This is another topic that has made me take a good look at my own writing. My first thought is that it’s vital to have an opening that hooks the reader. Some people say a killer opening is even more important now, since online stores like Amazon have a facility to “Look inside” the book, or to download the first few pages as a sample.

They say readers have too much choice and a short attention span, and we have to be hooked immediately or you lose us. But I think back to the days when there was no Amazon and I could only obtain books from bookshops or libraries. I used to do exactly the same thing before choosing a book – check out the blurb, and then have a read of the opening to see if it grabbed me. If I wasn’t hooked, I put the book back.

Stories have always had to grab the reader from the opening. That’s exactly what a good story-teller does.

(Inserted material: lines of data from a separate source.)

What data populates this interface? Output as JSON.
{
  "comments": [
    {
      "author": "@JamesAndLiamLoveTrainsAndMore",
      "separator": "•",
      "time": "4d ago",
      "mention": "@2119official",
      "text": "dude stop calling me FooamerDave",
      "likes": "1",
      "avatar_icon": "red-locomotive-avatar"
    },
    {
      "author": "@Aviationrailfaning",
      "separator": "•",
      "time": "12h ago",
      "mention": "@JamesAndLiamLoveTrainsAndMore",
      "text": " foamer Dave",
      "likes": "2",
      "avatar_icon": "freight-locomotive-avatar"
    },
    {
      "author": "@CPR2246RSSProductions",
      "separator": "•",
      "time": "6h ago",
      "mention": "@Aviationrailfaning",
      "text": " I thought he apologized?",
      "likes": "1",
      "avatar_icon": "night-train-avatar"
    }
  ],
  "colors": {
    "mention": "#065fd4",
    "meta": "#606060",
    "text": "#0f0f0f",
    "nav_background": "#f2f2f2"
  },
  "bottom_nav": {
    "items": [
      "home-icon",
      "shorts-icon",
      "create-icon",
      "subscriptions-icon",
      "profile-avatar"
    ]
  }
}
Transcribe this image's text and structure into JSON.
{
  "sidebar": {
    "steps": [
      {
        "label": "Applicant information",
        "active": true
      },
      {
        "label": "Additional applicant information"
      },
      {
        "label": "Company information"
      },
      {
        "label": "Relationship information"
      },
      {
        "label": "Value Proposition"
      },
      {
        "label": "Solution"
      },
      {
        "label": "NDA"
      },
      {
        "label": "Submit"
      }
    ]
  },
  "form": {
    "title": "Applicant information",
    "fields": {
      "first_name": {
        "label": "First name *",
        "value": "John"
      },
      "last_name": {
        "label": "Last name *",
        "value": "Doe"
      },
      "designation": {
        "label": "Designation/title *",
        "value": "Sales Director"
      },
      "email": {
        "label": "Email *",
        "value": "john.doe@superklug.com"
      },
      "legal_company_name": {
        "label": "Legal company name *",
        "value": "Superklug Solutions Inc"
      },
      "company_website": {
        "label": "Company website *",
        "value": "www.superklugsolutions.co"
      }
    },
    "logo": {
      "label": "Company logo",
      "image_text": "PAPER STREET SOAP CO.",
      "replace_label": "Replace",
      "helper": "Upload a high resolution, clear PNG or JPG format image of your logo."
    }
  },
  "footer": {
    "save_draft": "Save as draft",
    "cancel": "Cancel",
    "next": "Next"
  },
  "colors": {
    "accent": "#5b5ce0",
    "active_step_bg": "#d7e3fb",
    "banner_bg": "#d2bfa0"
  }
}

It doesn’t have to be a dramatic opening, with bombs or car chases. It just has to set up a scene that makes the reader think, ‘I wonder what happens next?’ I expect when cavemen sat round the fire telling stories, they always began in a way that would grab their listeners’ interest.

I’ve also heard people say that writers now can’t afford a long, meandering description for an opening, which books used to have in the past. But I struggle to think of any classic novel that doesn’t begin with a great hook. Charles Dickens has some brilliant openings. I think of the convict Magwitch grabbing Pip in the foggy cemetery in Great Expectations, or of the grizzled father and daughter on the Thames, trawling for bodies in the opening to Our Mutual Friend, and the girl’s look of dread and horror. A long while ago I wrote a post on great openings in fiction. If you’re interested in checking it out, you can find it here (and see if you can guess them!)

A while ago, too, I wrote a post called Let’s Start at the Very Beginning for the website Romance University on the subject of creating a great opening to a romance novel. It goes into writerly detail on “the inciting incident”, etc, and expands on the things I’ve said in this post.

As for my own books, I write and write and re-write my openings time and time again until I feel that a) I have written something interesting enough to hook the reader and b) the book is starting with something relevant to the story – i.e. not just a gripping incident for the sake of it – and c) I’m starting when the action starts, and not with a lot of backstory.



Over the summer I’ll be releasing a short story I wrote for an anthology. The story is called Come Date Me in Paris. Here’s how it opens:

Alice stood outside the door to her neighbour’s apartment, trying to quell the queasiness in her stomach. It was Saturday, and Edmond had been cooking his usual weekend breakfast. A delicious aroma of pancakes, crushed blueberries and coffee drifted through the door. It should have been a comforting smell – a smell that conjured up leisurely mornings dressed in pajamas, immersed in the pages of a book. Not this morning, though. As soon as Alice thought of cooking, she thought of what she was about to let herself in for, and her insides turned to mush.

She raised her hand, ready to knock.

‘Come on,’ she cajoled herself. ‘How hard can it be? A man who can cook like that isn’t going to bite.’

I’ve rewritten the start to this story several times. Hopefully it now starts in a place that will leave the reader wanting to know what happens next, and that it starts in the place where the real story begins – with Alice meeting Edmond.

The opening to a book is crucial, but…sometimes writers focus on the opening, and then let the rest of the book either drift away or rush towards an unsatisfactory conclusion. It’s not just novel writers who do this. How many times have you watched a film or TV programme – sometimes a whole TV series – and been massively disappointed in the ending?

Writers have to keep that momentum going and keep the reader turning the pages, but they also have to have an ending that delivers and that the reader feels satisfied by. Since I write romance, it’s obvious how my stories are going to end, but I like to make sure they end in a way that’s totally uplifting and gives the reader an “aah” feeling, instead of just fizzling out.




This guest post was contributed by Helena Fairfax. Helena writes engaging contemporary romances with sympathetic heroines and heroes she’s secretly in love with. Her novels have been shortlisted for several awards, including the Exeter Novel Prize, the Global Ebook Awards, and the I Heart Indie Awards. Her first novel was written through the UK’s Romantic Novelists’ Association New Writers’ Scheme.